This bouquet of Clematis virginiana (devil’s darning needles, devil’s hair, love vine, traveller’s joy, virgin’s bower, Virginia virgin’s bower, wild hops, and woodbine) reflects sunlight a little more simply, showing the structure in the petals.
And this Ringbill Gull stopped close enough to the car to let us photograph the structure of its iris. [You may have to click on the image to see the iris up close.]
This orange belted bumblebee, Bombus tenarius, is seen with increasing frequency, possibly because I am learning to pay more attention to roadside blooms, a thistle in this case.
This is the first male Widow Skimmer I’ve seen this year …. very fleetingly as it lit for only a few seconds.
Which was very different from this Lancet Clubtail, who hung onto that purplish stem for almost a minute, perhaps chewing up the flies that it caught out of the air.
The Black Eyed Susans at Wrights is a delicatessen for lots of bees, bumblebees and hoverflies:
I came across this juvenile Broadwinged Hawk on the gravel road across from my place a couple of days ago. Instead of flying off, it eyed me in the car and then approached quickly…
(Sorry, no iris with this one when you click on the image for a close-up.)
I carefully drove away, turned around and found it again, this time in the grass at the side of the road. I didn’t notice the bug near its mouth until I saw this image on the computer:

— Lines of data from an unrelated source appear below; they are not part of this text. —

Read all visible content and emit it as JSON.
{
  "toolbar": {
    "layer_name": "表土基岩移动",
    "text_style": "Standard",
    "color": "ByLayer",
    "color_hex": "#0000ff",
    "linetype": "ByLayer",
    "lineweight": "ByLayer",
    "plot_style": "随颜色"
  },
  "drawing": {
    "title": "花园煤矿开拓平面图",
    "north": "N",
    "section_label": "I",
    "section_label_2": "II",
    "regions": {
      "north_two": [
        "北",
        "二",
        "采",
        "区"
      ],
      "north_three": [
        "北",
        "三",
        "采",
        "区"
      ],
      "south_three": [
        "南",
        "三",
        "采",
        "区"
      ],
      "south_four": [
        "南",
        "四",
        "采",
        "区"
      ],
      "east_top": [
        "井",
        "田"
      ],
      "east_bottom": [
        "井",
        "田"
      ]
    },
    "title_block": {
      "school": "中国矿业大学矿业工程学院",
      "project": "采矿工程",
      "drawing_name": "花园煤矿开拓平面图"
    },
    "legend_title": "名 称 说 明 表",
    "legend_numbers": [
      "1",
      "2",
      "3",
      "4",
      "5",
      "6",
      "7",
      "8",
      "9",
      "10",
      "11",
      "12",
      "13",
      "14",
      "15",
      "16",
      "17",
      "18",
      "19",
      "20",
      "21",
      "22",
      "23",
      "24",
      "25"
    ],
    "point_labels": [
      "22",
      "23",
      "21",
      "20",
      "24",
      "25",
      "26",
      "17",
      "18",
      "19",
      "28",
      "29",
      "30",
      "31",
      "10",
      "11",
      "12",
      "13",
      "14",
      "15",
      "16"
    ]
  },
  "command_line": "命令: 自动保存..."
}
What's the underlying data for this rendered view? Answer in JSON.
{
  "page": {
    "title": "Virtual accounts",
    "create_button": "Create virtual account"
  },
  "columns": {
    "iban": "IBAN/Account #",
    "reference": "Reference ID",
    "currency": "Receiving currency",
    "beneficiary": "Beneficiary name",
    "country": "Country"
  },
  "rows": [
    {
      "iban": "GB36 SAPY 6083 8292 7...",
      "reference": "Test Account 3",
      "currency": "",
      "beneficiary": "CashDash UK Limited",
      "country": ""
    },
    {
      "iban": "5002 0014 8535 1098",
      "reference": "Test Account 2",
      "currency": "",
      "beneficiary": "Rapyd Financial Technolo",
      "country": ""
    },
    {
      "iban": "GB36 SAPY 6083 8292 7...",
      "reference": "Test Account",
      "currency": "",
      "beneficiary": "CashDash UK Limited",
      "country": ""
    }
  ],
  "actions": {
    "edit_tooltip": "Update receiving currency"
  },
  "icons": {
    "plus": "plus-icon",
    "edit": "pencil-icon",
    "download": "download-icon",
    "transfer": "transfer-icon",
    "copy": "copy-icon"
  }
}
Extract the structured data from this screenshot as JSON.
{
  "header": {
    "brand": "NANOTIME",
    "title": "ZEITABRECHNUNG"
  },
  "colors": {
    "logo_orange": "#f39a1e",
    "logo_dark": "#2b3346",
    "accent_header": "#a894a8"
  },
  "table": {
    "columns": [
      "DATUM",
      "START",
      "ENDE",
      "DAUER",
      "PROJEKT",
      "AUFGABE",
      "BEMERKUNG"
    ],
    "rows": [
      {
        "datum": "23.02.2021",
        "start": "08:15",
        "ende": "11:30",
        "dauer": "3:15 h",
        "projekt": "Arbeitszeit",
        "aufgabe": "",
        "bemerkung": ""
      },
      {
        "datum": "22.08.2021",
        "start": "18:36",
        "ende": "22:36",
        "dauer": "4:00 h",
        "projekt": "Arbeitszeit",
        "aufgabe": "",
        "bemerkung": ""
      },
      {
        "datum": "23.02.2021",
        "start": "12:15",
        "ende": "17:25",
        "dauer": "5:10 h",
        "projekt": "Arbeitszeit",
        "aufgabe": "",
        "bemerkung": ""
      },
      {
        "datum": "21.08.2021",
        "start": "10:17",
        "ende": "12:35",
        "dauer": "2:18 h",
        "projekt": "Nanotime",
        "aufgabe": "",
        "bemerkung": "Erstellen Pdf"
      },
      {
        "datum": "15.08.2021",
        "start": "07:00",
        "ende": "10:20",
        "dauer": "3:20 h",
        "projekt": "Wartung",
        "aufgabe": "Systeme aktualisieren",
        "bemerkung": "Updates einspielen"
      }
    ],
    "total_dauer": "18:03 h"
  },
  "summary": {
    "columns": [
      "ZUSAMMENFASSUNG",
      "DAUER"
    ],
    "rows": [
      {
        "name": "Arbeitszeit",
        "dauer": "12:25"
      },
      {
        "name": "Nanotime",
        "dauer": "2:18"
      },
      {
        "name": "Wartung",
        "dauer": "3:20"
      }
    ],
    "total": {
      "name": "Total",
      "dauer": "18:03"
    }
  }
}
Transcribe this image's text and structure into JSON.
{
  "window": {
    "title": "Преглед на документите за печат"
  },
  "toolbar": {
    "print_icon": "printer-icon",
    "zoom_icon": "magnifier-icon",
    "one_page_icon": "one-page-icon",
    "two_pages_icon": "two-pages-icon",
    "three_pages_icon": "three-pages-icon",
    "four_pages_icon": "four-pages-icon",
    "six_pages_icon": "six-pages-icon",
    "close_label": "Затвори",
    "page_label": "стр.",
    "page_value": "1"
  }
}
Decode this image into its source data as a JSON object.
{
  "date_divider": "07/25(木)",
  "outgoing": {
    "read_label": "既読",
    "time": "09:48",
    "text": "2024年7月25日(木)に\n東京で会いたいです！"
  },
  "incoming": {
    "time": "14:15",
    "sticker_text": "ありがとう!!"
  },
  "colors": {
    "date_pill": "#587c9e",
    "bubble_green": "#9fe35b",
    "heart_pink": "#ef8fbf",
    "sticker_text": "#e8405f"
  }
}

And it wasn’t until I saw the following image on the computer that I realized why this bird displayed such strange behaviour. It had suffered an injury to its tail and couldn’t fly properly. So it stayed on the side of the road and captured insects for its protein needs, until it heals and can go after its normal prey: https://www.allaboutbirds.org/guide/Broad-winged_Hawk/lifehistory
“Broad-winged Hawks eat mostly small mammals, amphibians, and insects. They watch for food from perches on tree limbs (often below the canopy and in the forest interior) as well as places such as utility poles near forest edges. When they spot prey, they swoop down to snatch it from the forest floor. They only occasionally hunt on the wing. Their most frequent prey items are frogs, toads, and small rodents, but they have a broad diet that includes invertebrates, amphibians, reptiles, mammals, and birds (mostly nestlings and juveniles). Their invertebrate prey includes mantises, crickets, grasshoppers, caterpillars, ants, junebugs, click beetles, ground beetles, flies, spiders, earthworms, and crabs.”
When I pulled into the driveway I saw this grey grasshopper, as yet unidentified:
A distant sparrow on pagewire fencing at Burwash, but which one? Song? Savannah? Vesper? (I think Vesper.)
Distant Belted Kingfisher, a very elusive birdie…
Murdoch River, again, this time in heavy rain…
Recently I was on a photography website conversing with a California photographer who is also a “content” photographer. This is what he said:
“I don’t control the subjects in my photos and conditions often limit my choice of my position relative to the subject. When I see a subject I like, I do the best I can in the circumstances to get a good picture. When I’ve captured the image, I try to appreciate the result for what’s worthwhile about it. I don’t worry much about how it falls short of perfection.”
Have a look at his and his partner’s photography: